The Partnerships Act (Ontario) determines the rights and obligations of each partner, unless the partners enter into a formal partnership agreement. In a partnership, your financial resources are combined with those of your business partners and put into the business. You and your partners would then share in the profits of the business according to the legal agreement you have drawn up. The partners are the sole owners and cannot be employees.
In a General Partnership, each partner is jointly liable for the debts of the partnership. In a Limited Partnership, a person can contribute to the business without being involved in its operations. A Limited Liability Partnership is usually only available to a group of professionals, e.g. lawyers, accountants or doctors.
While all of the benefits of the partnership accrue to the partners, each partner is personally responsible for the obligations undertaken in contracts entered into by the partners. This is important because it establishes the terms of the partnership and can help you avoid disputes later on.
Hiring a lawyer to help you draw up a partnership agreement will save you time and protect your interests.
- Fairly easy and inexpensive to form a partnership
- Start-up costs are shared equally with you and your partner(s)
- Equal share in the management, profits and assets
- Tax advantage — if income from the partnership is low or loses money (you and your partner(s) include your shares of the partnership in your individual tax returns)
- There is no legal difference between you and your business
- Unlimited liability (if you have business debts, personal assets can be used to pay off the debt)
- Can be difficult to find a suitable partner
- Possible development of conflict between you and your partner(s)
- You are held financially responsible for business decisions made by your partner(s)

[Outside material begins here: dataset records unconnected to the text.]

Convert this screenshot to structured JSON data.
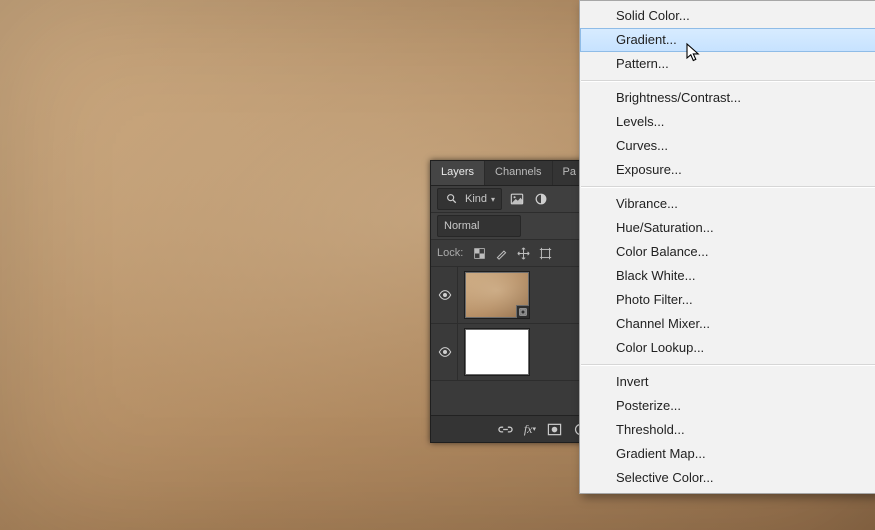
{
  "panel": {
    "tabs": [
      {
        "label": "Layers",
        "active": true
      },
      {
        "label": "Channels",
        "active": false
      },
      {
        "label": "Paths",
        "active": false
      }
    ],
    "filter": {
      "search_icon": "search-icon",
      "label": "Kind",
      "icon_names": [
        "image-filter-icon",
        "adjustment-filter-icon"
      ]
    },
    "blend_mode": "Normal",
    "lock": {
      "label": "Lock:",
      "icons": [
        "lock-transparency-icon",
        "lock-brush-icon",
        "lock-position-icon",
        "lock-artboard-icon"
      ]
    },
    "layers": [
      {
        "kind": "smart-object",
        "visible": true,
        "thumb": "leather"
      },
      {
        "kind": "pixel",
        "visible": true,
        "thumb": "white"
      }
    ],
    "bottom_icons": [
      "link-icon",
      "fx-icon",
      "mask-icon",
      "adjustment-icon",
      "group-icon",
      "new-layer-icon",
      "trash-icon"
    ]
  },
  "menu": {
    "groups": [
      [
        {
          "label": "Solid Color..."
        },
        {
          "label": "Gradient...",
          "highlight": true
        },
        {
          "label": "Pattern..."
        }
      ],
      [
        {
          "label": "Brightness/Contrast..."
        },
        {
          "label": "Levels..."
        },
        {
          "label": "Curves..."
        },
        {
          "label": "Exposure..."
        }
      ],
      [
        {
          "label": "Vibrance..."
        },
        {
          "label": "Hue/Saturation..."
        },
        {
          "label": "Color Balance..."
        },
        {
          "label": "Black  White..."
        },
        {
          "label": "Photo Filter..."
        },
        {
          "label": "Channel Mixer..."
        },
        {
          "label": "Color Lookup..."
        }
      ],
      [
        {
          "label": "Invert"
        },
        {
          "label": "Posterize..."
        },
        {
          "label": "Threshold..."
        },
        {
          "label": "Gradient Map..."
        },
        {
          "label": "Selective Color..."
        }
      ]
    ]
  }
}
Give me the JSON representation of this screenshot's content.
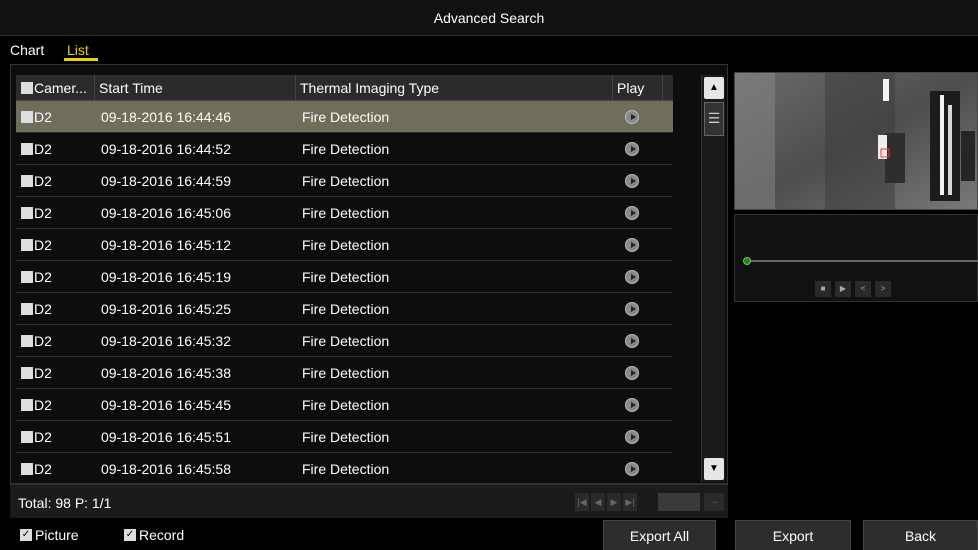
{
  "window": {
    "title": "Advanced Search"
  },
  "tabs": {
    "chart": "Chart",
    "list": "List"
  },
  "table": {
    "headers": {
      "camera": "Camer...",
      "start_time": "Start Time",
      "type": "Thermal Imaging Type",
      "play": "Play"
    },
    "rows": [
      {
        "camera": "D2",
        "start_time": "09-18-2016 16:44:46",
        "type": "Fire Detection"
      },
      {
        "camera": "D2",
        "start_time": "09-18-2016 16:44:52",
        "type": "Fire Detection"
      },
      {
        "camera": "D2",
        "start_time": "09-18-2016 16:44:59",
        "type": "Fire Detection"
      },
      {
        "camera": "D2",
        "start_time": "09-18-2016 16:45:06",
        "type": "Fire Detection"
      },
      {
        "camera": "D2",
        "start_time": "09-18-2016 16:45:12",
        "type": "Fire Detection"
      },
      {
        "camera": "D2",
        "start_time": "09-18-2016 16:45:19",
        "type": "Fire Detection"
      },
      {
        "camera": "D2",
        "start_time": "09-18-2016 16:45:25",
        "type": "Fire Detection"
      },
      {
        "camera": "D2",
        "start_time": "09-18-2016 16:45:32",
        "type": "Fire Detection"
      },
      {
        "camera": "D2",
        "start_time": "09-18-2016 16:45:38",
        "type": "Fire Detection"
      },
      {
        "camera": "D2",
        "start_time": "09-18-2016 16:45:45",
        "type": "Fire Detection"
      },
      {
        "camera": "D2",
        "start_time": "09-18-2016 16:45:51",
        "type": "Fire Detection"
      },
      {
        "camera": "D2",
        "start_time": "09-18-2016 16:45:58",
        "type": "Fire Detection"
      }
    ]
  },
  "footer": {
    "total": "Total: 98  P: 1/1"
  },
  "options": {
    "picture": "Picture",
    "record": "Record"
  },
  "buttons": {
    "export_all": "Export All",
    "export": "Export",
    "back": "Back"
  },
  "icons": {
    "play": "play-circle-icon",
    "scroll_up": "chevron-up-icon",
    "scroll_down": "chevron-down-icon",
    "first_page": "first-page-icon",
    "prev_page": "prev-page-icon",
    "next_page": "next-page-icon",
    "last_page": "last-page-icon",
    "go": "go-arrow-icon",
    "stop": "stop-icon",
    "play_ctrl": "play-icon",
    "step_back": "step-back-icon",
    "step_forward": "step-forward-icon"
  },
  "colors": {
    "accent": "#f0d000",
    "selected_row": "#6f6e5b"
  }
}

A corporation has its own legal entity. Incorporation can be done at the federal or provincial/territorial level. To set up a corporation, you have to file articles of incorporation with the government. When you incorporate your business, it is considered to be a legal entity that is separate from its shareholders. As a shareholder of a corporation, you will not be personally liable for the debts, obligations or acts of the corporation. Further, the corporation is taxed on its own, and you pay tax on what the corporation pays you, by salary or dividends.
It is always wise to seek legal advice before incorporating.
- Separate legal entity
- Owns assets and has the limited liabilities
- Owns property in its own name and ownership is transferable
- Has continuous existence
- May sue on its name and may be sued
- Can be an employer, you can be an employee
- Easier to raise capital than it might be with other business structures
- Possible tax advantage as taxes may be lower for an incorporated business
- A corporation is closely regulated
- More expensive to set up a corporation than other business forms
- Extensive corporate records required, including documentation filed annually with the government
- Possible conflict between shareholders and directors
- You may be required to prove residency or citizenship of directors